### MATERIAL TO PROCESS:
Start of Block

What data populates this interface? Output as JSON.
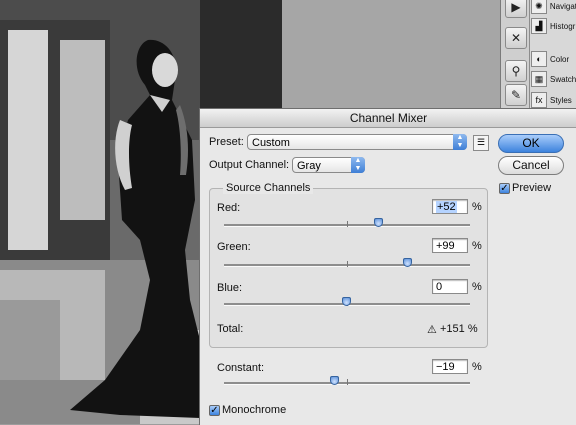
{
  "palette": {
    "items": [
      {
        "label": "Navigat",
        "icon": "navigator-icon"
      },
      {
        "label": "Histogr",
        "icon": "histogram-icon"
      },
      {
        "label": "Color",
        "icon": "color-icon"
      },
      {
        "label": "Swatch",
        "icon": "swatches-icon"
      },
      {
        "label": "Styles",
        "icon": "styles-icon"
      }
    ]
  },
  "dialog": {
    "title": "Channel Mixer",
    "preset_label": "Preset:",
    "preset_value": "Custom",
    "output_label": "Output Channel:",
    "output_value": "Gray",
    "source_title": "Source Channels",
    "channels": [
      {
        "label": "Red:",
        "value": "+52",
        "level": 52
      },
      {
        "label": "Green:",
        "value": "+99",
        "level": 99
      },
      {
        "label": "Blue:",
        "value": "0",
        "level": 0
      }
    ],
    "percent": "%",
    "total_label": "Total:",
    "total_value": "+151 %",
    "constant_label": "Constant:",
    "constant_value": "−19",
    "constant_level": -19,
    "monochrome_label": "Monochrome",
    "monochrome_checked": true,
    "ok_label": "OK",
    "cancel_label": "Cancel",
    "preview_label": "Preview",
    "preview_checked": true
  }
}
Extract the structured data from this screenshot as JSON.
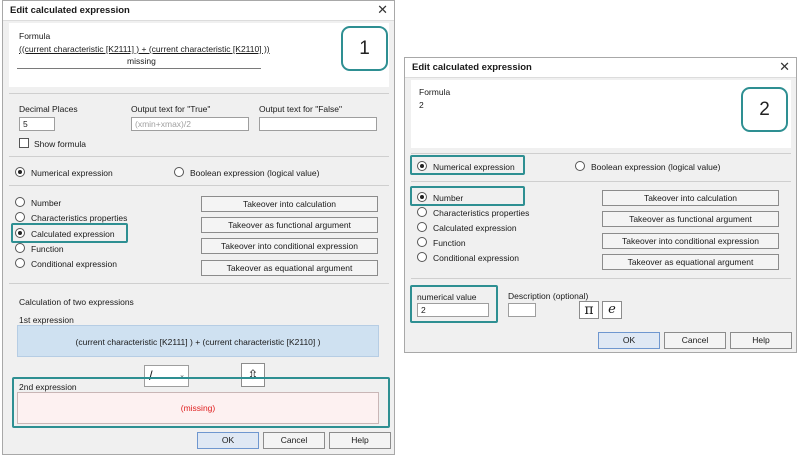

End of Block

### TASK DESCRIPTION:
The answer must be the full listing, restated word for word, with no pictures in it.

### ANSWER BELOW:
What data populates this interface? Output as JSON.
{
  "palette": {
    "items": [
      {
        "label": "Navigat",
        "icon": "navigator-icon"
      },
      {
        "label": "Histogr",
        "icon": "histogram-icon"
      },
      {
        "label": "Color",
        "icon": "color-icon"
      },
      {
        "label": "Swatch",
        "icon": "swatches-icon"
      },
      {
        "label": "Styles",
        "icon": "styles-icon"
      }
    ]
  },
  "dialog": {
    "title": "Channel Mixer",
    "preset_label": "Preset:",
    "preset_value": "Custom",
    "output_label": "Output Channel:",
    "output_value": "Gray",
    "source_title": "Source Channels",
    "channels": [
      {
        "label": "Red:",
        "value": "+52",
        "level": 52
      },
      {
        "label": "Green:",
        "value": "+99",
        "level": 99
      },
      {
        "label": "Blue:",
        "value": "0",
        "level": 0
      }
    ],
    "percent": "%",
    "total_label": "Total:",
    "total_value": "+151 %",
    "constant_label": "Constant:",
    "constant_value": "−19",
    "constant_level": -19,
    "monochrome_label": "Monochrome",
    "monochrome_checked": true,
    "ok_label": "OK",
    "cancel_label": "Cancel",
    "preview_label": "Preview",
    "preview_checked": true
  }
}
Extract the structured data from this screenshot as JSON.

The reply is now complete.